TASK REQUIREMENTS: Pull each line holding "bucket" out of the entries below.

Website and app data records:
Segment Open

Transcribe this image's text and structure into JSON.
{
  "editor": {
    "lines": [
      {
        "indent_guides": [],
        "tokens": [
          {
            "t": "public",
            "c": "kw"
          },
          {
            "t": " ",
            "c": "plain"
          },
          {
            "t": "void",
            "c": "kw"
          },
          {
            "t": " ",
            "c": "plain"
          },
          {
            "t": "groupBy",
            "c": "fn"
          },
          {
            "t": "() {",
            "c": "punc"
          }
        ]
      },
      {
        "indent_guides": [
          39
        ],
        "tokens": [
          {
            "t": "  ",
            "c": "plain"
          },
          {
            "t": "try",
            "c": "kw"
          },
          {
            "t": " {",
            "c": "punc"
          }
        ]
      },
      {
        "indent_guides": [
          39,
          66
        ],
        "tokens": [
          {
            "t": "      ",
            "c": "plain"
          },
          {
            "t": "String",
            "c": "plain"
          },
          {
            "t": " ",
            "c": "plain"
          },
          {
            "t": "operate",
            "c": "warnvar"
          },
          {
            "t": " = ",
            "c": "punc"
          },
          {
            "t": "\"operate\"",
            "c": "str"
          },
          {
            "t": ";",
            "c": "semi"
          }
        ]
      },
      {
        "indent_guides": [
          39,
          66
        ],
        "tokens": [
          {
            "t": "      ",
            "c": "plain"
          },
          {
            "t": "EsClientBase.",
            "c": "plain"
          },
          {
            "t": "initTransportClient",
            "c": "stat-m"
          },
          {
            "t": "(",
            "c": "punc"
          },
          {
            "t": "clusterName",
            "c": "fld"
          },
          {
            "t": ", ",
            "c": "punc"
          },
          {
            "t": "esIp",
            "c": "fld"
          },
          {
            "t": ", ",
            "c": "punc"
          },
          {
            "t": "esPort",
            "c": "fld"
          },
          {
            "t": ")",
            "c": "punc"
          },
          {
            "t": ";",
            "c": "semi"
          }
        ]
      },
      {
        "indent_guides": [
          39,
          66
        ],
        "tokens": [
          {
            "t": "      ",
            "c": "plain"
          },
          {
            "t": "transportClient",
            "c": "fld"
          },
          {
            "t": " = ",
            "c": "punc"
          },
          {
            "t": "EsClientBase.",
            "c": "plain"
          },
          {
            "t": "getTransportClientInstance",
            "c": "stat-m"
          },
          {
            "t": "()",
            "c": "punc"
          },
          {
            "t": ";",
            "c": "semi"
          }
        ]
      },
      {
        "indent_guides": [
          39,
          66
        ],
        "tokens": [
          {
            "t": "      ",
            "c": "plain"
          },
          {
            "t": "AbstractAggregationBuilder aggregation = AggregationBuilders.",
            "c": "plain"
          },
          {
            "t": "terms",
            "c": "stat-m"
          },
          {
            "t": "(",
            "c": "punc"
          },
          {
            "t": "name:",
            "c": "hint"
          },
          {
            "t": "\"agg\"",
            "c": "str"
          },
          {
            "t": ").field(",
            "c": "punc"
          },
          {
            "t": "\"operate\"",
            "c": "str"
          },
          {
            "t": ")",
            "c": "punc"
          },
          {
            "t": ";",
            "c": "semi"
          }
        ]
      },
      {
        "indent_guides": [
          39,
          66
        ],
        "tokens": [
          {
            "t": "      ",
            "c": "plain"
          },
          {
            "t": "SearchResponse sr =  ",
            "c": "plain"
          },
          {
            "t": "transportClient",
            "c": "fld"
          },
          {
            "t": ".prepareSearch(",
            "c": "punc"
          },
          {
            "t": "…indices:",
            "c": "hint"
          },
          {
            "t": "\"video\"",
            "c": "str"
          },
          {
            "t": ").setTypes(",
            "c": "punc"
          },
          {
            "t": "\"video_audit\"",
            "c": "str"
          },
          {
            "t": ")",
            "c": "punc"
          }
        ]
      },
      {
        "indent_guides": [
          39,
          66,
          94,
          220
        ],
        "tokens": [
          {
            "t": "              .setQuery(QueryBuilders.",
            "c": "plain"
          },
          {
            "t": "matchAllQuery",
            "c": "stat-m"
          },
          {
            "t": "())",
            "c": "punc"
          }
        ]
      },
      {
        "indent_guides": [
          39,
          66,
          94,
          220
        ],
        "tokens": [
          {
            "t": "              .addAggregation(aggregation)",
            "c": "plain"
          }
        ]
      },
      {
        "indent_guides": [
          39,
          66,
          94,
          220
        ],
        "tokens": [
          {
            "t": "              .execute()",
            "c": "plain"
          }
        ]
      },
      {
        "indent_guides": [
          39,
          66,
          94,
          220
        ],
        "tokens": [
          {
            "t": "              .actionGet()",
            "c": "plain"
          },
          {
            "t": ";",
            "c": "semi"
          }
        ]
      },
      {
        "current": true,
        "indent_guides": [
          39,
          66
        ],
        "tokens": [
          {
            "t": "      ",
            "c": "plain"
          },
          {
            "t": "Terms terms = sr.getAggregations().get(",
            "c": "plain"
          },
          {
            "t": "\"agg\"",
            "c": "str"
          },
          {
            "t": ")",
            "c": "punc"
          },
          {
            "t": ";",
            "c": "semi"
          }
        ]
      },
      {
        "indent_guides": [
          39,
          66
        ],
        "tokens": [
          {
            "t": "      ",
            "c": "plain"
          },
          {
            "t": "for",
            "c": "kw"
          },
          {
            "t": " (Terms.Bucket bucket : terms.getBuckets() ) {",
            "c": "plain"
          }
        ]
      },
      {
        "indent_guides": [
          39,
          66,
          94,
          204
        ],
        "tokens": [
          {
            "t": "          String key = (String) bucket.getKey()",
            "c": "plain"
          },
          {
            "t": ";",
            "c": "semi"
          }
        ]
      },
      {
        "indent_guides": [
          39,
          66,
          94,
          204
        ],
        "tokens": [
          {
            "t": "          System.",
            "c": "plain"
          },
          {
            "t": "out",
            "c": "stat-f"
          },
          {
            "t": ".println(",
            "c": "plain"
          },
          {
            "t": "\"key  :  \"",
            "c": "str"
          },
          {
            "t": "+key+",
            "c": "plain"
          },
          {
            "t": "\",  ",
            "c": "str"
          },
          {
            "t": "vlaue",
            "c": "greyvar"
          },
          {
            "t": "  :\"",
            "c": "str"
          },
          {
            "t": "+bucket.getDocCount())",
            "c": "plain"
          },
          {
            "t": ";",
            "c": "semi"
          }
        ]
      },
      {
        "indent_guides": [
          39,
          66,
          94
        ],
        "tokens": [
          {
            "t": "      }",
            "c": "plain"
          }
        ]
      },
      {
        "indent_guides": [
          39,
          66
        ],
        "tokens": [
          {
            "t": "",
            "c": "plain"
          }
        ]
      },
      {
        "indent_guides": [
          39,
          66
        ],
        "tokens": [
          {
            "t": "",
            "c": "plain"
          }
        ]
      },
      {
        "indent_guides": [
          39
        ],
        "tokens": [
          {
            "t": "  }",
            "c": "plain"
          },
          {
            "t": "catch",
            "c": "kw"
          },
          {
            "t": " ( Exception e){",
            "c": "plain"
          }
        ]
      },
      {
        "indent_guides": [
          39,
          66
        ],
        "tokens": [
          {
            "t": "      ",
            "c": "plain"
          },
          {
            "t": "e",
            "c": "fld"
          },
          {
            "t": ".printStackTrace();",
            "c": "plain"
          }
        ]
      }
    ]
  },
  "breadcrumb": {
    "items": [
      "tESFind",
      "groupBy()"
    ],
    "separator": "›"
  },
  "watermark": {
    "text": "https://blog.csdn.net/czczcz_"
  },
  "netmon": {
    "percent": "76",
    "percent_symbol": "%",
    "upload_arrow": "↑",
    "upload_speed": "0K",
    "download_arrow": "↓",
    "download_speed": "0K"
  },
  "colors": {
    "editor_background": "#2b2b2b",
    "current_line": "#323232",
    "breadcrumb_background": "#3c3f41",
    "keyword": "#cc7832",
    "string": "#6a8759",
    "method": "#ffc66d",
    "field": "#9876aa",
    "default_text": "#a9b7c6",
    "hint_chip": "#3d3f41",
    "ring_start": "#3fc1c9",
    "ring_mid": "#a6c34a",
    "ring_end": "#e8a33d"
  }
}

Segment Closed

RESULT OF THE TASK:
            "t": " (Terms.Bucket bucket : terms.getBuckets() ) {",
            "t": "          String key = (String) bucket.getKey()",
            "t": "+bucket.getDocCount())",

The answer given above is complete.